> DIRECTIONS FOR THIS TASK: Which of the lines below contain the string "caption"? Copy each one.

(Element data from apps and pages)
****************************************
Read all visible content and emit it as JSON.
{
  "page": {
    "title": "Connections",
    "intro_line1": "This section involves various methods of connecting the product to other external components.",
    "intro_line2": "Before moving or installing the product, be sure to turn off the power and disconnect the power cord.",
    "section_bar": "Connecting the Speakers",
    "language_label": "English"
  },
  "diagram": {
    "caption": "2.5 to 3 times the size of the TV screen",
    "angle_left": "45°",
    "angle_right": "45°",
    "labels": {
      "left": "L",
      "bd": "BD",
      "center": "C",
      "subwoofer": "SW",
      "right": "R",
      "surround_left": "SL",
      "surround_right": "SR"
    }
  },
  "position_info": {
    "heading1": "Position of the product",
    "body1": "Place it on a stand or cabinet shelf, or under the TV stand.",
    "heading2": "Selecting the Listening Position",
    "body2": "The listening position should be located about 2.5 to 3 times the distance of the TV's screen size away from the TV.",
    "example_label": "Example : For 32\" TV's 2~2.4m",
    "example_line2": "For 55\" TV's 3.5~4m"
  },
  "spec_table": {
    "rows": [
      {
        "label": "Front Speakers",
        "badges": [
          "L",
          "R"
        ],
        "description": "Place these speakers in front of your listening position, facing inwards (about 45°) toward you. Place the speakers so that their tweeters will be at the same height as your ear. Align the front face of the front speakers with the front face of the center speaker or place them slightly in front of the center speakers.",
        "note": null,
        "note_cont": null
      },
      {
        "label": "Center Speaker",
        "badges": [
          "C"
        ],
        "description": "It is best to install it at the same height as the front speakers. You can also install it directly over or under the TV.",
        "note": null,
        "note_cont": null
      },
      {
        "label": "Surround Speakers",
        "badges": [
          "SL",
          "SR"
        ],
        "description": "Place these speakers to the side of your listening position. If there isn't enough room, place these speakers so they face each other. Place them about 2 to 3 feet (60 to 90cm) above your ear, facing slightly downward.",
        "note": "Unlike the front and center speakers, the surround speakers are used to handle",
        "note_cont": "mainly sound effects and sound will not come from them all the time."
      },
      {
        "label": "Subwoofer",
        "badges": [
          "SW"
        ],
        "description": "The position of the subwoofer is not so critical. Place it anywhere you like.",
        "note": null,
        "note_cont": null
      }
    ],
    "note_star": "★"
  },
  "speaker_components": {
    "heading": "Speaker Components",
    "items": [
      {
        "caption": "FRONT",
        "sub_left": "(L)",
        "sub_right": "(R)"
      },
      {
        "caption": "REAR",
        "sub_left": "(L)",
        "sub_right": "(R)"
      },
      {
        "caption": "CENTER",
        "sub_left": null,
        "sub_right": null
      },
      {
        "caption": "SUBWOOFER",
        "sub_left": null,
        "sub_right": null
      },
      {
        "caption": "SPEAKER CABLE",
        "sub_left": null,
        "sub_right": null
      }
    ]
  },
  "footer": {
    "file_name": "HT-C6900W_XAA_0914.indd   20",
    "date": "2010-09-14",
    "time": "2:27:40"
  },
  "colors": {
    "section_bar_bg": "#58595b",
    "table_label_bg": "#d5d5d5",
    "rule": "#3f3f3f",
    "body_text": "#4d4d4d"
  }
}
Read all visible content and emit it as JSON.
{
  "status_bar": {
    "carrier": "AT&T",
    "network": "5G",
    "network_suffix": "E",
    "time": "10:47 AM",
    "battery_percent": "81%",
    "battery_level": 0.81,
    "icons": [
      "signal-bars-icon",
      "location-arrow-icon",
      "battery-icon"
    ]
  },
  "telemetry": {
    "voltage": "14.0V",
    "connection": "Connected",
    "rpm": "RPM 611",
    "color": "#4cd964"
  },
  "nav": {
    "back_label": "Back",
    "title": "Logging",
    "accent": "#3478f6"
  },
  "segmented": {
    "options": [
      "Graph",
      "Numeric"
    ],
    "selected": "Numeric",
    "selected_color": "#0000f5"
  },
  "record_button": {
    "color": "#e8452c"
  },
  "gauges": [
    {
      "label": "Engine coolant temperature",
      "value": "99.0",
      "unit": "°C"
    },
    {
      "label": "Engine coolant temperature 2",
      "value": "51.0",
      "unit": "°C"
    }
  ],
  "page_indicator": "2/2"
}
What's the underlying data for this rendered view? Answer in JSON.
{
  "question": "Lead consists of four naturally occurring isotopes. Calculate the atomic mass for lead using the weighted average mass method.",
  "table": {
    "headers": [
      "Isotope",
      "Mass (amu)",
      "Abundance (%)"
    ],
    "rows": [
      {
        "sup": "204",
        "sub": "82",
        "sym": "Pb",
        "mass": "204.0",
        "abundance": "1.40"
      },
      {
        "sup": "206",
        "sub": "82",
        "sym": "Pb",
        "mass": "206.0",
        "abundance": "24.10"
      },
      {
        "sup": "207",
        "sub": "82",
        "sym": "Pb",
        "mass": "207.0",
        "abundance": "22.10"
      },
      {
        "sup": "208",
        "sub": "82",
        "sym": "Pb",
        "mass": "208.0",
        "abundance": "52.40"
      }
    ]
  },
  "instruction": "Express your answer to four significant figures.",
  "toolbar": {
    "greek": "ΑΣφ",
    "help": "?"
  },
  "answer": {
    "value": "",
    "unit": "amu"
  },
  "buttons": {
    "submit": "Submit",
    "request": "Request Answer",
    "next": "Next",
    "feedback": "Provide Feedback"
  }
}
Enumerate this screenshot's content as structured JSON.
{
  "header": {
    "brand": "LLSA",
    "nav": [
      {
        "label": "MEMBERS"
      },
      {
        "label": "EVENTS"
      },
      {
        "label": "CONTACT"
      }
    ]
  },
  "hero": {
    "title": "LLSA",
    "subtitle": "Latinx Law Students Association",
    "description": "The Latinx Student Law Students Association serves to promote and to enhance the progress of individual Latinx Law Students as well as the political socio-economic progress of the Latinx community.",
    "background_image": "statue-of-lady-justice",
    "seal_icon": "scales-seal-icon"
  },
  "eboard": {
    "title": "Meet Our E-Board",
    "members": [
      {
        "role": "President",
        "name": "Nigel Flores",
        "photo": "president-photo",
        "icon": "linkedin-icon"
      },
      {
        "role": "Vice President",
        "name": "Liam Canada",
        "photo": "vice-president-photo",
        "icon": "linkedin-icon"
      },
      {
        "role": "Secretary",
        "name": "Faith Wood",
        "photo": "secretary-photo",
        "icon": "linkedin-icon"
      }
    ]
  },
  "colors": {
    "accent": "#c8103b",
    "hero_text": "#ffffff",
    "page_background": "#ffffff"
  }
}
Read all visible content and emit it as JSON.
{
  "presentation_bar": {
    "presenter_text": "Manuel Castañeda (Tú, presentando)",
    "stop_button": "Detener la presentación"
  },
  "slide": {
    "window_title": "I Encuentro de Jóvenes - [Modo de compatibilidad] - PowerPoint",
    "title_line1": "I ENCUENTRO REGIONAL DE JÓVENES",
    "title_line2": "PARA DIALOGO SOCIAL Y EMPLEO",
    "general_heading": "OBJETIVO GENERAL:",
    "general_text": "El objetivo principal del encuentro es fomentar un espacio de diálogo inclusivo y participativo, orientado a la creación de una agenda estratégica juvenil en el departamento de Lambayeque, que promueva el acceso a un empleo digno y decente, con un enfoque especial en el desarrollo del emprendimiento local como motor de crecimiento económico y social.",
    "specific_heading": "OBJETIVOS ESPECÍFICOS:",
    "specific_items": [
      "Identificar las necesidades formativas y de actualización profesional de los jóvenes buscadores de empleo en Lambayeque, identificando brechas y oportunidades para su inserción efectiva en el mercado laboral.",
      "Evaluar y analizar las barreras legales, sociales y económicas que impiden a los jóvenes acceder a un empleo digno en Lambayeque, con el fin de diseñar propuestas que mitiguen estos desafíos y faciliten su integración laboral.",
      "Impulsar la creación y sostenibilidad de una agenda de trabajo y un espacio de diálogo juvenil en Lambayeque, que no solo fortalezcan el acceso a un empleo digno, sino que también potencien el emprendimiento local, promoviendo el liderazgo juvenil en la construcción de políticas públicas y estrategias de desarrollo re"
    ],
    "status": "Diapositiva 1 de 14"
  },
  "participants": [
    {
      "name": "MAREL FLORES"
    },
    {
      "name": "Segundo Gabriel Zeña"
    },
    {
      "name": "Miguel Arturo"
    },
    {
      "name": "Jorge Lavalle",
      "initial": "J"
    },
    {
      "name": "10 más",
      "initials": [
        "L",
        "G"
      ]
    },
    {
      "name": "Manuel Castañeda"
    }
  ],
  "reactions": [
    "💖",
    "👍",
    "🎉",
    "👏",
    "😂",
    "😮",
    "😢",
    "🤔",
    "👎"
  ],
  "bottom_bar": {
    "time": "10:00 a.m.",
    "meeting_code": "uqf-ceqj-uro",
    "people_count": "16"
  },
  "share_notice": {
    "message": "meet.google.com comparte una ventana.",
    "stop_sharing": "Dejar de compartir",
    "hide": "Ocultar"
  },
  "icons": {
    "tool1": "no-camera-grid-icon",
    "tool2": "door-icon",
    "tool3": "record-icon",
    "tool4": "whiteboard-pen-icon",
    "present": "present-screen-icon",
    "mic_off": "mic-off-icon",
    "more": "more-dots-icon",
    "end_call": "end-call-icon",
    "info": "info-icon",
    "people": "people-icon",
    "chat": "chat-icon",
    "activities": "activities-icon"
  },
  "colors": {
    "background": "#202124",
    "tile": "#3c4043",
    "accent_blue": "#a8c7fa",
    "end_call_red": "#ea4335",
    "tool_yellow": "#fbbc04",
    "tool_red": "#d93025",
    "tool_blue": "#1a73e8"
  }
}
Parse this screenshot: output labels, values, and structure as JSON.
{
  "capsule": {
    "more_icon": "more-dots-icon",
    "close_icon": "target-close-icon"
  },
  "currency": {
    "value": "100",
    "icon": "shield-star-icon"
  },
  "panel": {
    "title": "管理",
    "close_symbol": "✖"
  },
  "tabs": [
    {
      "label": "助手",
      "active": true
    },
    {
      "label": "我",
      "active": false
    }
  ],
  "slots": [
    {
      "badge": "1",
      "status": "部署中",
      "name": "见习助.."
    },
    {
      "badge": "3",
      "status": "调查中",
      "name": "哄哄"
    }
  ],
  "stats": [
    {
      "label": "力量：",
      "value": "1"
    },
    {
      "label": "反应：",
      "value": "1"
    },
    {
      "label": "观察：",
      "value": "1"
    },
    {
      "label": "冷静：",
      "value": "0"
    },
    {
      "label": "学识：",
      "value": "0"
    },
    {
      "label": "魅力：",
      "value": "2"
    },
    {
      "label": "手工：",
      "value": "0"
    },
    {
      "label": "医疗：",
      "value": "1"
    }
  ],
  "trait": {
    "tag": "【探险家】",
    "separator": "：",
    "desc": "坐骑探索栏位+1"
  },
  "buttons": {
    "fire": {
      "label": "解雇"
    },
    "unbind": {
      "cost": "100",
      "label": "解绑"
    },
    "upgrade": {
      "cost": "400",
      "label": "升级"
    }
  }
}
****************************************
> WRITTEN ANSWER:
    "caption": "2.5 to 3 times the size of the TV screen",
        "caption": "FRONT",
        "caption": "REAR",
        "caption": "CENTER",
        "caption": "SUBWOOFER",
        "caption": "SPEAKER CABLE",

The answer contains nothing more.